Stuart Johnson, Deseret News
Paul Cook reads along with the passover program at "A Passover for Joseph and Judah," a passover event showing links between Jews and Mormons on April 10, 2009.

Large families, dietary restrictions and modest dress are a few of the similarities author Rabbi Perry Tirschwell noted in his article, “Our Friends the Mormons” that ran on The Jewish on Aug. 29.

“Orthodox Jews surprisingly have much in common with one of the fastest growing religions in the United States — The Church of Jesus Christ of Latter-day Saints (LDS), colloquially known as the Mormons,” Tirschwell wrote in the article.

The piece touched on common practices between Orthodox Jews and Mormons, including paying tithing and sending “their children away after high school for one or two years to experience spiritual growth.”

Even concerning membership numbers, the two religions parallel each other. According to the article, both Jews and Mormons have 14 million members worldwide, and 6 million members within the United States.

Tirschwell also clarified misunderstandings Jews may have toward Mormons regarding the BYU Jerusalem Center as well as posthumous baptisms of Holocaust victims.

“The church uses its Mt. Scopus facility to inspire its own members with a love of Israel and is committed to not proselytizing in Israel,” Tirschwell wrote. “And the church also forbade these posthumous baptisms.”

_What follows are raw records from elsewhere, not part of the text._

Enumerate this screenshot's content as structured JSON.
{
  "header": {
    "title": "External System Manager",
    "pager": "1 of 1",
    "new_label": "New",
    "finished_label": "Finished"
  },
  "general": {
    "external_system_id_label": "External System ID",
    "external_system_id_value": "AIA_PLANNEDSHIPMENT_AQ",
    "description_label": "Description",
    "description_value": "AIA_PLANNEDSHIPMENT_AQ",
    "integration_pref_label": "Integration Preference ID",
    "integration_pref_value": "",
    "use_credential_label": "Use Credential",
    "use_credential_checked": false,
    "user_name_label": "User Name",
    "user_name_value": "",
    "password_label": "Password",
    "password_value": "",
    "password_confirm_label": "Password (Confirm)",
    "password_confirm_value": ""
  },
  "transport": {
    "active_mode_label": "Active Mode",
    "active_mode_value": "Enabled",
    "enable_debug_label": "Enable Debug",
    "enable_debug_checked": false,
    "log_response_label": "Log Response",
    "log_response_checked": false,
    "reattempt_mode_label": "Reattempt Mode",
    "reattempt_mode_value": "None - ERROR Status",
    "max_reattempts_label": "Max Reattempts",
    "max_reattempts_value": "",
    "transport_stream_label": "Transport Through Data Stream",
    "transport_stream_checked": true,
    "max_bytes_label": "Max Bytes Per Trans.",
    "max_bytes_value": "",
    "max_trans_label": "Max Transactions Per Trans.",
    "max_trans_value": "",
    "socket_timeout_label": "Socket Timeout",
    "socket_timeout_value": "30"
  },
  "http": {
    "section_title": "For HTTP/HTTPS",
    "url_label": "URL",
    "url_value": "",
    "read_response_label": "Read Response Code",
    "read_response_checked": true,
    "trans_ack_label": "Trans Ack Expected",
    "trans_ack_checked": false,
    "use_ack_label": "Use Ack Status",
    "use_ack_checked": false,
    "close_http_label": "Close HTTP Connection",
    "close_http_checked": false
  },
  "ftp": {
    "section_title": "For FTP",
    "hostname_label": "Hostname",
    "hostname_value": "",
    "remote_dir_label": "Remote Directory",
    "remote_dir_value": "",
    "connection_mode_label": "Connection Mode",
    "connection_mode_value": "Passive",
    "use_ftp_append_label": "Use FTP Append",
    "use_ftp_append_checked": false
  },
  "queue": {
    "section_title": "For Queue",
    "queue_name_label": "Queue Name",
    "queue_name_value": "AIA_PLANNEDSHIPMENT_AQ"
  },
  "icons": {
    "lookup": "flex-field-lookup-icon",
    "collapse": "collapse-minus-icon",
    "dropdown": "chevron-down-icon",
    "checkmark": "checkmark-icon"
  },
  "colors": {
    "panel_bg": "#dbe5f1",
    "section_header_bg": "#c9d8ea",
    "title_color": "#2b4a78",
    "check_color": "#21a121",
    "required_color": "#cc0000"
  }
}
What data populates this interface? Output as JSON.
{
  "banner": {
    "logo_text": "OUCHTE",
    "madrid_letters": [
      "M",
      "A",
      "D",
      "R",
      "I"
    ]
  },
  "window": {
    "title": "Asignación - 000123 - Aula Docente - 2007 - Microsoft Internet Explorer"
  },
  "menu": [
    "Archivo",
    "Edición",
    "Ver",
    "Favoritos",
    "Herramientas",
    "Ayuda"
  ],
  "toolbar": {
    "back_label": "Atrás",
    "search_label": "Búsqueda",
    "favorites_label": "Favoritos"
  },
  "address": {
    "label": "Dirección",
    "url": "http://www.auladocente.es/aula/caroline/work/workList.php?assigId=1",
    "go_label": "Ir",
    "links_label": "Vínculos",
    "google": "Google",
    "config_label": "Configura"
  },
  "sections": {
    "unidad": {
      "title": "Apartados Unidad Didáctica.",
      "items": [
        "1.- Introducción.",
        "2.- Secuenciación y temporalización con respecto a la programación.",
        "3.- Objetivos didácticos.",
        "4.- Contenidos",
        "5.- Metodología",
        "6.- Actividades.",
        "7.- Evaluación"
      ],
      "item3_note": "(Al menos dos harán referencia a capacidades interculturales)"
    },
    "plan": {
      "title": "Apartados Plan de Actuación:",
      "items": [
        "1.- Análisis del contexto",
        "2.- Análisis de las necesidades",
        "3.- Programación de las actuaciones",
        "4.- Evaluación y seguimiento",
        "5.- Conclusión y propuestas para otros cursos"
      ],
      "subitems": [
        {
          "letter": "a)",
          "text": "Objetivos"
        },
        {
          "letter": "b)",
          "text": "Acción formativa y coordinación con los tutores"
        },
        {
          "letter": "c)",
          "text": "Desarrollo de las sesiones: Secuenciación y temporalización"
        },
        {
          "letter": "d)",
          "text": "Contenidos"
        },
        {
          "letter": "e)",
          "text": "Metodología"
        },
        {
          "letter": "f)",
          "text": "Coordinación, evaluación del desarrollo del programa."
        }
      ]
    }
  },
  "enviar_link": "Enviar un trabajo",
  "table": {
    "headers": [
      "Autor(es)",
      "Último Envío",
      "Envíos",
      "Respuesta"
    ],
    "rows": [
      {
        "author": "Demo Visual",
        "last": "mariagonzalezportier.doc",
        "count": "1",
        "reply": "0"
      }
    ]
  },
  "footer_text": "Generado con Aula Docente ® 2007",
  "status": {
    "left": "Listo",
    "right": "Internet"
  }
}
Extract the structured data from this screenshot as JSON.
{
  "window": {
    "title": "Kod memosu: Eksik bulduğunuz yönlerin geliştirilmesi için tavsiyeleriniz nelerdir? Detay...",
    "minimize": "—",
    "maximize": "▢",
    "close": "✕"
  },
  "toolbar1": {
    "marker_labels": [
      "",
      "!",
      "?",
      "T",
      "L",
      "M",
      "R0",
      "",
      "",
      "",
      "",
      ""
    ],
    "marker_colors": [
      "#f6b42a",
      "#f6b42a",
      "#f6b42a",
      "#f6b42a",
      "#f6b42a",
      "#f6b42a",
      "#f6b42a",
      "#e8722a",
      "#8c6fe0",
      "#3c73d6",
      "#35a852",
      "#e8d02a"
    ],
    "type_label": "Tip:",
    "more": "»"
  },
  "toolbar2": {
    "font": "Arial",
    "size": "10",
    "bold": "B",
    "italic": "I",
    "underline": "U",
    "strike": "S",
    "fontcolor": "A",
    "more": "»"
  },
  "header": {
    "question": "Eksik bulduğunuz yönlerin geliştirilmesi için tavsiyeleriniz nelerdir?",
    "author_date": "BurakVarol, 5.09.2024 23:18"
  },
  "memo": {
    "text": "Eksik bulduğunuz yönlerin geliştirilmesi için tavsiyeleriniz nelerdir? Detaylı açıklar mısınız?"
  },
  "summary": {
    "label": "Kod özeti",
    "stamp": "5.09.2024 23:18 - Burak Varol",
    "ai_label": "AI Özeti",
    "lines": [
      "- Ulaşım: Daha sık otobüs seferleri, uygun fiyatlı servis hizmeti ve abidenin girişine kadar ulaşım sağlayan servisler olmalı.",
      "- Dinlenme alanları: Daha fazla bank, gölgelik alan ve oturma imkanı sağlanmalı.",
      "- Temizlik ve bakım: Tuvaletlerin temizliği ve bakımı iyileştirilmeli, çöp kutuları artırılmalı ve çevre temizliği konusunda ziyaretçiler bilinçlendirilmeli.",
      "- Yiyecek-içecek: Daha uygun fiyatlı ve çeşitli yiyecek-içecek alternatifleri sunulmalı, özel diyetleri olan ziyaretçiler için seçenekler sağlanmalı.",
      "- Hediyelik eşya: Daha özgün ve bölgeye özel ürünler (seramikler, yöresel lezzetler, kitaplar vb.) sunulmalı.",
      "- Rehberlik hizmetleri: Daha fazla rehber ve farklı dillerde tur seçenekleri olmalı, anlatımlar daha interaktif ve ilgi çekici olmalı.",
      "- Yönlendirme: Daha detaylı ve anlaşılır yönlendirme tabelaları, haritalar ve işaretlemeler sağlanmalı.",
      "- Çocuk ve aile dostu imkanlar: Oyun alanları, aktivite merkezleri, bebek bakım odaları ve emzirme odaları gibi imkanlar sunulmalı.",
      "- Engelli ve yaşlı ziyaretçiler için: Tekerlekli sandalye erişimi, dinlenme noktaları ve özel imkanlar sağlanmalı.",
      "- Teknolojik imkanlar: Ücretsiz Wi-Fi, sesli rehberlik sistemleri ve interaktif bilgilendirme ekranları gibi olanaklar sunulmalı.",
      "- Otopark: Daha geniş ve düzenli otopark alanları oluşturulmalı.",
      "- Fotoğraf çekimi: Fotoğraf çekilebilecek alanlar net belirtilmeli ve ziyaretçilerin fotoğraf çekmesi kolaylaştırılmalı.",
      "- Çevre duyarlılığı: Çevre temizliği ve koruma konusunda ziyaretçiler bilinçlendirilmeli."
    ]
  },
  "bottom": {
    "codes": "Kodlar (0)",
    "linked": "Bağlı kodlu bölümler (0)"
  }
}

The article explains that Tirschwell and other Jews met with two LDS apostles and a member of the Seventy in Utah.

“They provided and ate kosher food with us and offered to drive us to minyan at the Chabad of Utah,” Tirschwell said. “Neither they nor we brought up matters of theology. We spoke exclusively about issues of common cause such as the increasing secularization of American society, legislation, and how to keep our youth in our respective folds.”

Tirschwell spoke positively about his interactions with Mormons.

“I learned that the Mormons have great respect for Jews and the state of Israel and truly want to help us. We should work toward building bridges to the LDS in our local areas, as these people share many of our values, ideals and concerns, and essentially are our allies,” Tirschwell wrote in his article.

Abby Stevens is a writer for the Faith and Family sections. She is a recent graduate of Brigham Young University–Idaho. Contact her at [email protected].